W. Weltner, Jr., R.J. Van Zee, "Carbon molecules, ions, and clusters," Chemical Reviews, 89, 1713-47, December 1989. William Weltner, Jr. (University of Florida, Gainesville): "Carbon molecules are of particular interest to a number of researchers, from those in hydrocarbon combustion studying soot formation to astrophysicists studying the atmospheres of cool stars. Furthermore, cluster research is a `hot' field. And what could be of more basic interest than carbon! Pure carbon species, Cn (w
Immunology
Immunology
B.R. Cullen, W.C. Greene, "Regulatory pathways governing HIV-1 replication," Cell, 58, 423-6, 11 August 1989. Bryan R. Cullen (Duke University Medical Center, Durham, N.C.): "Human immunodeficiency virus type 1 (HIV-1) is the major viral pathogen of the present era. As such, the regulation of HIV-1 replication is of interest to a broad audience, from clinicians to molecular biologists. This is particularly true when one considers that gene regulation in HIV-1 is remarkably complex when compare
Molecular Biology
Molecular Biology
R.J. Bandziulis, M.S. Swanson, G. Dreyfuss, "RNA-binding proteins as developmental regulators," Genes and Development, 3, 431-7, April 1989. Gideon Dreyfuss (University of Pennsylvania School of Medicine, Philadelphia): "Protein structural comparisons led to the discovery of identifying and unifying features shared by RNA-binding proteins of the nucleus and cytoplasm. Many of these ribonucleoproteins contain an RNA-binding domain (RBD) of approximately 90 amino acids. This amino acid sequence
Cell Biology
Cell Biology
A.B. Pardee, "G1 events and regulation of cell proliferation," Science, 246, 603-8, 3 November 1989. Arthur Pardee (Dana-Farber Cancer Institute, Boston): "This review summarizes background concepts and facts that led to the recent explosive interest in the mechanisms of cell proliferation [The Scientist, Dec. 10, 1990, page 15]. Maturation of this subject was recognized by publication of six articles in Science, of which this was one. Decades of cell biology had established principles; now,

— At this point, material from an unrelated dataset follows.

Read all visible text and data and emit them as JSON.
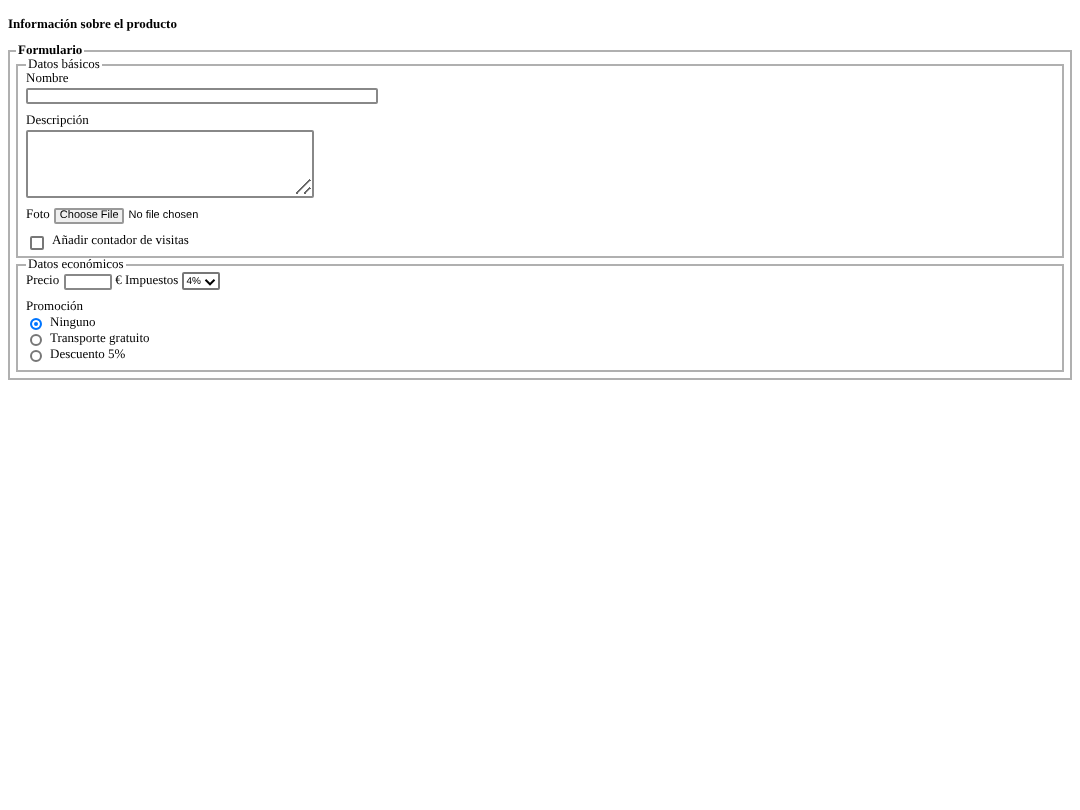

Briefs

Funding Briefs
Funding Briefs
NIGMS Expands Biotechnology Program Thanks to a $2 million increase, the three-year-old biotechnology training and fellowship program offered through the National Institute of General Medical Sciences will support 122 more fellows and trainees in 1991. The program has a total of $6.4 million to spend this year. So far, about 18 institutions have received five-year training grants, each to support from four to 20 graduate students. The rest of the funds have gone to support postdoctoral fellows

Technology

Chemical Lab Safety Problems Spawn New Laws, Practices
Chemical Lab Safety Problems Spawn New Laws, Practices
In July 1973, while driving home from his job as a chemist at Dow Chemical Co.'s Wayland, Mass., research facility, James Kaufman heard on the radio that there had been a serious explosion at nearby Worcester Polytechnic Institute. Kaufman, who had been working at Dow for only a few weeks, had recently completed postdoctoral work at Worcester Polytechnic, and had earned his Ph.D. there a few years before. Upon hearing the news of the accident, he bypassed his house, driving straight to the Worc